There several reasons why I’m optomistic that this may be so. The first is that in recent years, the government has been more willing than in the past to respond progressively to the public protest it has garnered over the plight of migrant workers. The 200,000 or so migrants who are, temporarily, protected under the EPS have a handful of significant rights that allow them some access to the law, minumum wage, health insurance, and employment benefits. Migrant workers under the EPS experience oppression in many ways, such as long-term exclusion from settlement in Korea and everyday forms of cultural stigmatization and/or discrimination, but these workers do not share a similar fate as the minjung or undocument migrants for the time that their status is valid. For undocumented workers, however, their fate remains similar to the minjung in as much as they lack civil rights, are subject to the arbitrary excesses of the immigration police, and toil anonymously in their workplaces without legal recourse for abuses when they do occur.
Yet even for undocumented workers, there are a number of recent initiatives that look promising. Progressive lawmakers have been trying to introduce legislation that would see all migrants have access to a minimum level of health insurance regardless of their status. Other lawmakers are fighting for better recognition of undocumented workers’ civil rights so that if they do make a complaint to government institutions they will not be immediately deported or indefinitely detained while awaiting recourse; however, progress on these issues has been painstakingly slow.

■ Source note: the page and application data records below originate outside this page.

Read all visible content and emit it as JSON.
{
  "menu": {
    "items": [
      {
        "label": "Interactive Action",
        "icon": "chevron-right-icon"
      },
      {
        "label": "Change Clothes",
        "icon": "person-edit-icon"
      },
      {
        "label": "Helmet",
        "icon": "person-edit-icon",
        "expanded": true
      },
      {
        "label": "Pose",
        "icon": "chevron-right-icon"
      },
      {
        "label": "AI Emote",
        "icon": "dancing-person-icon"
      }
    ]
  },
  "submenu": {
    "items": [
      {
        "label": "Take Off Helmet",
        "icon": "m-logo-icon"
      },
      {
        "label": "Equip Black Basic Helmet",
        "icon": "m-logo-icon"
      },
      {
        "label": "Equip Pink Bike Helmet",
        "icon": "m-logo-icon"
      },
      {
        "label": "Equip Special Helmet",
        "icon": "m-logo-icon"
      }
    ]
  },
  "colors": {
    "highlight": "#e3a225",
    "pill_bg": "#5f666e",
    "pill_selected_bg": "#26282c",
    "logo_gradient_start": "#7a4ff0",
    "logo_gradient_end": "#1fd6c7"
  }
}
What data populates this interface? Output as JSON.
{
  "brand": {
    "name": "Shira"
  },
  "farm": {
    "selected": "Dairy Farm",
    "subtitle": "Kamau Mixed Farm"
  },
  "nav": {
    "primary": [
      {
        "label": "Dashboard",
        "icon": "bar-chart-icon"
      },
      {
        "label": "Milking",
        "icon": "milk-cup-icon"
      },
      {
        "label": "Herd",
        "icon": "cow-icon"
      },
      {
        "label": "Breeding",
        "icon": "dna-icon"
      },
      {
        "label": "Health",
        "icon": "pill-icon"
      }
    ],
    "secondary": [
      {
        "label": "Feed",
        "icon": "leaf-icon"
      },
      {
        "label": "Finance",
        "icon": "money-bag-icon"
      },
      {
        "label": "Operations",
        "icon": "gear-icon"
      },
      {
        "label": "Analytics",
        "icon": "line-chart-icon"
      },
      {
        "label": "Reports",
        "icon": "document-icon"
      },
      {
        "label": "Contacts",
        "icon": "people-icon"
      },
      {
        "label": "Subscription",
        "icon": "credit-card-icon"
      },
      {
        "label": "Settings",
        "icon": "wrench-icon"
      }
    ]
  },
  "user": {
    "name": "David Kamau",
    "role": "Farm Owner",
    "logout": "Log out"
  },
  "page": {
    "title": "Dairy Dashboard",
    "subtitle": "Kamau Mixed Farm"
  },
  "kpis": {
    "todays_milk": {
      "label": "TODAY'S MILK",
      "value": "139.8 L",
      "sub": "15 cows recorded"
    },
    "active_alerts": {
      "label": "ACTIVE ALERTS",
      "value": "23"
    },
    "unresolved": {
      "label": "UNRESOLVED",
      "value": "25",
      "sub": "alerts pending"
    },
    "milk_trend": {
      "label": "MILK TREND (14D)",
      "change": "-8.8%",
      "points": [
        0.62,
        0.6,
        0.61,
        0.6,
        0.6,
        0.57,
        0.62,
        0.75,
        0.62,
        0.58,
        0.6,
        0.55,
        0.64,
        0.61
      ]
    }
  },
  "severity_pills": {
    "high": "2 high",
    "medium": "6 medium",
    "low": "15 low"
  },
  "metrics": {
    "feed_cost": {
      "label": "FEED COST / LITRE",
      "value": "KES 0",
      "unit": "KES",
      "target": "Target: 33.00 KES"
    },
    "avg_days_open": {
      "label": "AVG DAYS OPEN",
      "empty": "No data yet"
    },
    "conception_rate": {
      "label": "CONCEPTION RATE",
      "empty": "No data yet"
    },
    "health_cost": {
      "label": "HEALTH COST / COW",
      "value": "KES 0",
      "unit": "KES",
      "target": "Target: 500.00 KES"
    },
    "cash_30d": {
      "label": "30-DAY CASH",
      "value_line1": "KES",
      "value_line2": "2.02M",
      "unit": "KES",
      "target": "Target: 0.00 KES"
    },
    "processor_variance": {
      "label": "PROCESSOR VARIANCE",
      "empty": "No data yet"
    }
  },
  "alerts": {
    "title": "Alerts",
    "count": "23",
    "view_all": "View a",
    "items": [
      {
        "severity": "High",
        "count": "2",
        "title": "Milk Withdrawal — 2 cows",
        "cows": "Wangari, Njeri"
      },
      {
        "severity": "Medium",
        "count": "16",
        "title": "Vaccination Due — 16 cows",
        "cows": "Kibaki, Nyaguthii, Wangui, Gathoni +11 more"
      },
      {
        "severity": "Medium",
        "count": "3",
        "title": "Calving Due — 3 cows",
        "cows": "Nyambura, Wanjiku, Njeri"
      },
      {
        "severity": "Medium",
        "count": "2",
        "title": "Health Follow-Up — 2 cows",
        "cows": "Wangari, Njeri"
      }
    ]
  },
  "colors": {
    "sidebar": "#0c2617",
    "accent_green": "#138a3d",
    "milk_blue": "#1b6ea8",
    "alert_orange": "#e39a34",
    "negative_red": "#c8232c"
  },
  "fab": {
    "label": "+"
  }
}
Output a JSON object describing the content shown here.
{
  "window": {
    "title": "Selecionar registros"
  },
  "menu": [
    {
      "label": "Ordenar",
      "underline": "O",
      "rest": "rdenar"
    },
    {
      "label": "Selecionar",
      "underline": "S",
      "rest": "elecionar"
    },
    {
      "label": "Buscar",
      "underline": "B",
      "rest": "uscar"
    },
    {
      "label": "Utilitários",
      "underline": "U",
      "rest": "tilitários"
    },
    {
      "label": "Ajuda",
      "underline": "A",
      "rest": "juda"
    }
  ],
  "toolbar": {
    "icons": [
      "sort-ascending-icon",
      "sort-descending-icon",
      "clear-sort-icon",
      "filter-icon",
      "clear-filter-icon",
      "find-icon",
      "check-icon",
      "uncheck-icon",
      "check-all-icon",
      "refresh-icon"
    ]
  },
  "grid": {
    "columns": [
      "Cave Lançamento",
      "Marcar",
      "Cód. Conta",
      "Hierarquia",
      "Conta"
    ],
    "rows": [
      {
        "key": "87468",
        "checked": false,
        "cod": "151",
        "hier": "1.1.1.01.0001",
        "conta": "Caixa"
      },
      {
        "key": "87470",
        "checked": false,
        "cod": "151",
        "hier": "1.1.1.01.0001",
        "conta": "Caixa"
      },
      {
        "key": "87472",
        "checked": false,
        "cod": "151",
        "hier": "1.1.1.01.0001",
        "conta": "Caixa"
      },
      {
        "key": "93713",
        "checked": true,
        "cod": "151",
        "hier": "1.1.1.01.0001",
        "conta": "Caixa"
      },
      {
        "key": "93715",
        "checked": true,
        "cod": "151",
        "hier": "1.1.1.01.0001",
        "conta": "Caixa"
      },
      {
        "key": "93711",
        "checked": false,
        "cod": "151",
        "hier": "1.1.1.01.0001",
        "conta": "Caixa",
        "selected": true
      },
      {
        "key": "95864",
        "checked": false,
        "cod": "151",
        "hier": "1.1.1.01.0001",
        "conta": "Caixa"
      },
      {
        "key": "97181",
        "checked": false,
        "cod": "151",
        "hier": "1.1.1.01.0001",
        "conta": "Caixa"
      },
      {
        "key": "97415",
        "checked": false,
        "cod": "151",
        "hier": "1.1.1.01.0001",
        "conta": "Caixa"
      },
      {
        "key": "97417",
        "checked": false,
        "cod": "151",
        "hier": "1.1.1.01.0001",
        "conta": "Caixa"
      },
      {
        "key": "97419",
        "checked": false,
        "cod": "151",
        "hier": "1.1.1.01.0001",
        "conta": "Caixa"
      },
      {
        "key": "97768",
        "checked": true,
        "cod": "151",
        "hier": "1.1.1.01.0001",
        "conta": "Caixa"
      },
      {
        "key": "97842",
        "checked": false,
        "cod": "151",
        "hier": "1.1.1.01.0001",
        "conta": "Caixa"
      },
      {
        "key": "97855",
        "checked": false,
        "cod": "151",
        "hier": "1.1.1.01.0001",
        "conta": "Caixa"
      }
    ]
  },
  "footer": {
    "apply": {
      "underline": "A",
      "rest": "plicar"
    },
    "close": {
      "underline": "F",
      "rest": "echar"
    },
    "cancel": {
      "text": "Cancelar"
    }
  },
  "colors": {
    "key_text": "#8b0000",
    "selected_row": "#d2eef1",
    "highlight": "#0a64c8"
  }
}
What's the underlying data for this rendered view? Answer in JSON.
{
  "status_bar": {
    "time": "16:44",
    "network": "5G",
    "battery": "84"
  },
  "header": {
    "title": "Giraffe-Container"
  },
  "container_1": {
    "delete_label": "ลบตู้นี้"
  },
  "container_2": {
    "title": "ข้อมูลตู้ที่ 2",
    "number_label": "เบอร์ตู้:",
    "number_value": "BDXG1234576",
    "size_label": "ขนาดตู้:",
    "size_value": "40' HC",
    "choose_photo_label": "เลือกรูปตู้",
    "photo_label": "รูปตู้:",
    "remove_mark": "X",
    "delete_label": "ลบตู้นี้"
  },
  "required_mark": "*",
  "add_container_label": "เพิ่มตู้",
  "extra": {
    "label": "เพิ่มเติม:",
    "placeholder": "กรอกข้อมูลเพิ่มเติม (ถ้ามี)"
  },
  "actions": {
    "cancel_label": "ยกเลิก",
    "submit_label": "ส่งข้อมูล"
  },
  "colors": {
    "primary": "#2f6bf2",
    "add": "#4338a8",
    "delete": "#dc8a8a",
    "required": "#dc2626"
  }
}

In the absence of national policies recognizing the rights of undocumented residents, city and regional governments are increasingly trying to play a role. Many communities where migrants live and work have begun to organize cultural festivals aimed at fostering better integration of foreign workers into their communities. These festivals have gotten bigger over the years and on June 5th, 2005, the Ministry of Culture and Tourism held the largest to date, the “Migrants’ Arirang” at Seoul Plaza, in front of City Hall. Other alternatives to national policy have included doctors, lawyers, and educators devising their own ad hoc initiatives aimed at serving and integrating the undocumented into public institutions and host communities.
In conclusion, it seems that whether or not my comparison of undocumented workers with the minjung will continue to resonate in the future depends very much on whether these developments succeed or fail. As Korea continues to require foreign workers for its economy, the plight of undocumented migrant workers is bound to continue unless steps are taken to recognize their human rights. Only then will it be able to begin to tackle the other issues that are bound to arise with the sustained use of migrant labour, such as pressures for permanent settlement and the demand for citizenship. If these issues are not dealt with, feelings of han, or resentment, are bound to be left to accumulate, and to burst forth as protest and displays of hanpuli, seeking to restore to the anonymous victim of suffering the justice which they have been denied.